#### Data to use:
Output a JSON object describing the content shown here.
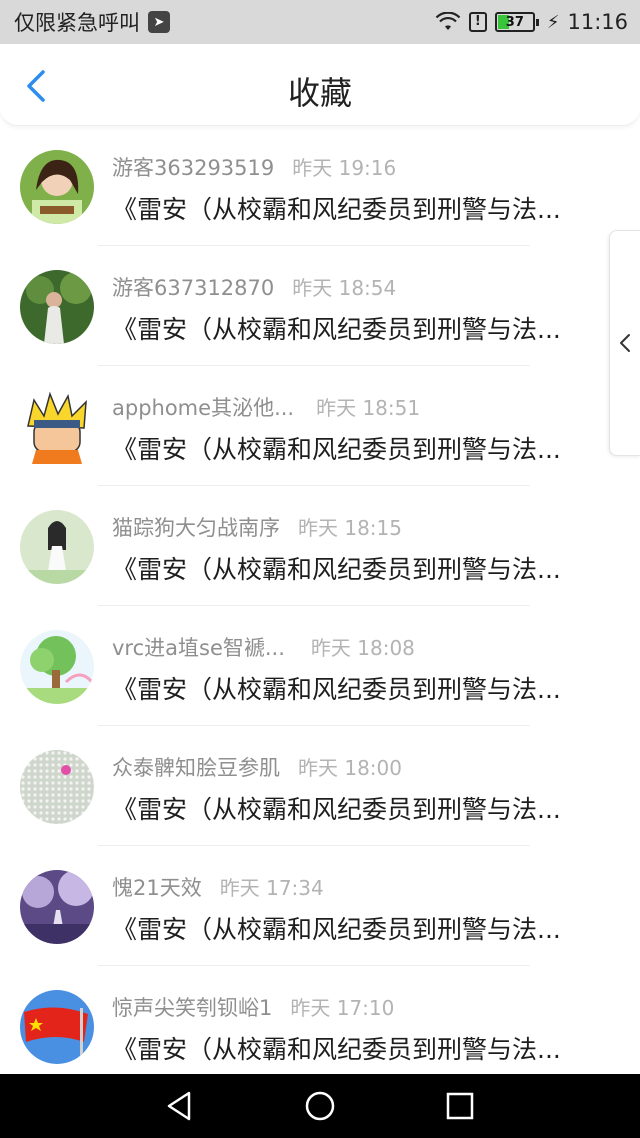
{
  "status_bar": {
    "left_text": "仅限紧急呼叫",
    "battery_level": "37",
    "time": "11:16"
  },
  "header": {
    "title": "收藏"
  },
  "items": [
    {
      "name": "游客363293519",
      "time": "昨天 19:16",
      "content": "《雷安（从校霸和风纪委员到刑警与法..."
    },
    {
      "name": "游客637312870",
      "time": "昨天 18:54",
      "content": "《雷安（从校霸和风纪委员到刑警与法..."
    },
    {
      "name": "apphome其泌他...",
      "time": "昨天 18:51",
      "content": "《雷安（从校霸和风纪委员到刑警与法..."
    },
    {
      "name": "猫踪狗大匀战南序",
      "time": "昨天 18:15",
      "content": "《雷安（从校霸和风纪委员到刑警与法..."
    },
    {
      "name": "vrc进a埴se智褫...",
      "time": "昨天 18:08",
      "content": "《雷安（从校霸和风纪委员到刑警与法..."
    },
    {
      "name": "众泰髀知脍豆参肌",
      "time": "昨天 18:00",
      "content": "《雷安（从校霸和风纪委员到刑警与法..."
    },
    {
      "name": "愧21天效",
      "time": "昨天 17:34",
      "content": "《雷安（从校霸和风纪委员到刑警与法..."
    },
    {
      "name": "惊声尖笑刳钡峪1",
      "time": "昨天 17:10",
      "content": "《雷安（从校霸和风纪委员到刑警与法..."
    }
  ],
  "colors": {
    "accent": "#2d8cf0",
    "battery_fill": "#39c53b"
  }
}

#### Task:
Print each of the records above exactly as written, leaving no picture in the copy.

#### Expected answer:
Output a JSON object describing the content shown here.
{
  "status_bar": {
    "left_text": "仅限紧急呼叫",
    "battery_level": "37",
    "time": "11:16"
  },
  "header": {
    "title": "收藏"
  },
  "items": [
    {
      "name": "游客363293519",
      "time": "昨天 19:16",
      "content": "《雷安（从校霸和风纪委员到刑警与法..."
    },
    {
      "name": "游客637312870",
      "time": "昨天 18:54",
      "content": "《雷安（从校霸和风纪委员到刑警与法..."
    },
    {
      "name": "apphome其泌他...",
      "time": "昨天 18:51",
      "content": "《雷安（从校霸和风纪委员到刑警与法..."
    },
    {
      "name": "猫踪狗大匀战南序",
      "time": "昨天 18:15",
      "content": "《雷安（从校霸和风纪委员到刑警与法..."
    },
    {
      "name": "vrc进a埴se智褫...",
      "time": "昨天 18:08",
      "content": "《雷安（从校霸和风纪委员到刑警与法..."
    },
    {
      "name": "众泰髀知脍豆参肌",
      "time": "昨天 18:00",
      "content": "《雷安（从校霸和风纪委员到刑警与法..."
    },
    {
      "name": "愧21天效",
      "time": "昨天 17:34",
      "content": "《雷安（从校霸和风纪委员到刑警与法..."
    },
    {
      "name": "惊声尖笑刳钡峪1",
      "time": "昨天 17:10",
      "content": "《雷安（从校霸和风纪委员到刑警与法..."
    }
  ],
  "colors": {
    "accent": "#2d8cf0",
    "battery_fill": "#39c53b"
  }
}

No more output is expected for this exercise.